OvumThe Innovation session at MWC 2012 showcased a fantastic array of innovations in the telecom industry. However, as with all discussions around telecom innovation, the greatest financial beneficiaries may not be the telcos – at least not directly.
 
An array of examples was presented from both large and small players, demonstrating that the telecom industry and the internet are still evolving rapidly. Most were too far along the development curve to be considered “weak signals”, with the majority of innovations on display near to production. Overall, they session provided a good indication of what to expect in the industry over the next couple of years.
 
One particularly impactful demonstration was Audience’s EarSmart voice processing technology, which noticeably cancels background noise for voice calls and voice recognition. Another was Blipper’s augmented reality application, which projected a recipe book onto a ketchup bottle. Unsurprisingly, it won a trip to AT&T’s Innovation Foundry as the audience’s choice for best innovation.
 
However, it is difficult to see how any of the examples on display will help telcos to increase their revenues. Audience’s EarSmart fits into the same category as HD voice services – while it may offer differentiation, it will not necessarily provide incremental revenues. Blipper’s app is a great marketing tool, but it is hard to see the revenue benefits for a specific telco. Instead, it will need cross-telco support to proliferate and become more valuable to marketers.
 
Of course, telco innovation isn’t just about making money. There are also customer experience, loyalty, and churn considerations that can help operators to save money. However, we left today’s session with the opinion that a great deal of money will need to be saved if all of these efforts are to pay off.
 
Stephen Hartley is practice leader of Ovum's telco strategy practice. For more information visit www.ovum.com/

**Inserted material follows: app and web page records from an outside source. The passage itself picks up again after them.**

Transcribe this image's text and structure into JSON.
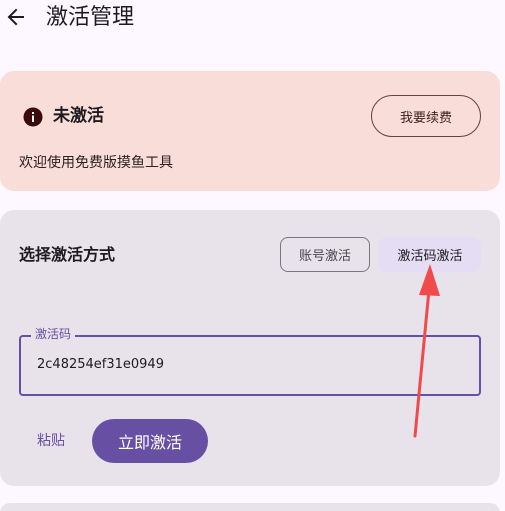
{
  "header": {
    "title": "激活管理",
    "back_icon": "arrow-left-icon"
  },
  "status_card": {
    "icon": "info-icon",
    "title": "未激活",
    "renew_label": "我要续费",
    "description": "欢迎使用免费版摸鱼工具",
    "background": "#f9ddd9"
  },
  "activation_card": {
    "title": "选择激活方式",
    "tabs": [
      {
        "label": "账号激活",
        "selected": false
      },
      {
        "label": "激活码激活",
        "selected": true
      }
    ],
    "code_field": {
      "label": "激活码",
      "value": "2c48254ef31e0949"
    },
    "paste_label": "粘贴",
    "activate_label": "立即激活"
  },
  "colors": {
    "accent": "#6750a4",
    "annotation_arrow": "#f04a4a",
    "page_bg": "#fdf7ff"
  }
}
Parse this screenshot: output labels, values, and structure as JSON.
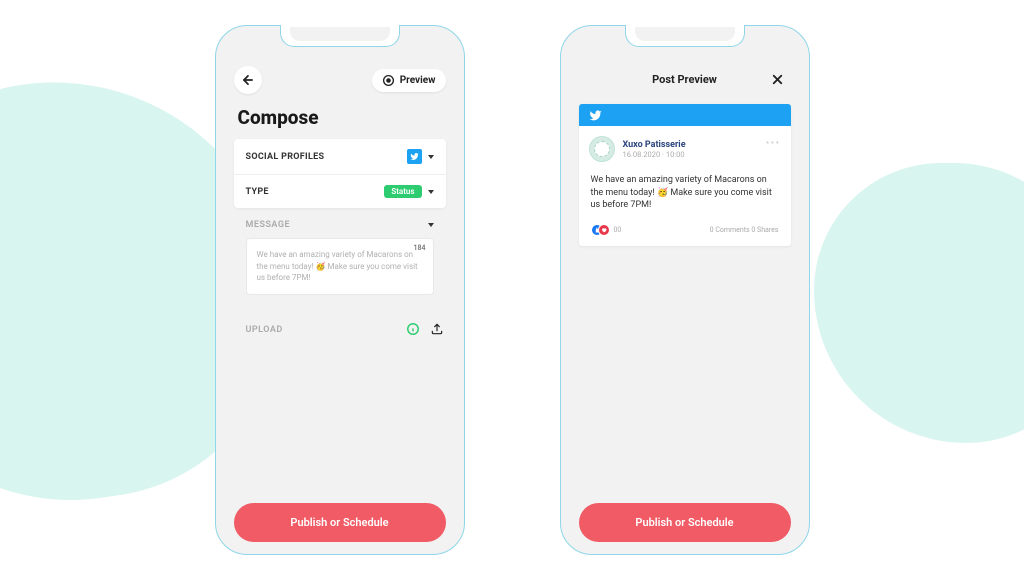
{
  "left": {
    "preview_label": "Preview",
    "title": "Compose",
    "social_profiles_label": "SOCIAL PROFILES",
    "type_label": "TYPE",
    "status_badge": "Status",
    "message_label": "MESSAGE",
    "message_text": "We have an amazing variety of Macarons on the menu today! 🥳 Make sure you come visit us before 7PM!",
    "char_count": "184",
    "upload_label": "UPLOAD",
    "publish_label": "Publish or Schedule"
  },
  "right": {
    "header_title": "Post Preview",
    "author": "Xuxo Patisserie",
    "date": "16.08.2020 · 10:00",
    "body": "We have an amazing variety of Macarons on the menu today! 🥳 Make sure you come visit us before 7PM!",
    "react_count": "00",
    "stats": "0 Comments  0 Shares",
    "publish_label": "Publish or Schedule"
  }
}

MORE COVERAGE OF MOBILE WORLD CONGRESS 2012

Suggested Articles

Wireless operators can provide 5G services with spectrum bands both above and below 6 GHz—but that doesn't mean that all countries will let them.

Here are the stories we’re tracking today.

The 5G Mobile Network Architecture research project will implement two 5G use cases in real-world test beds.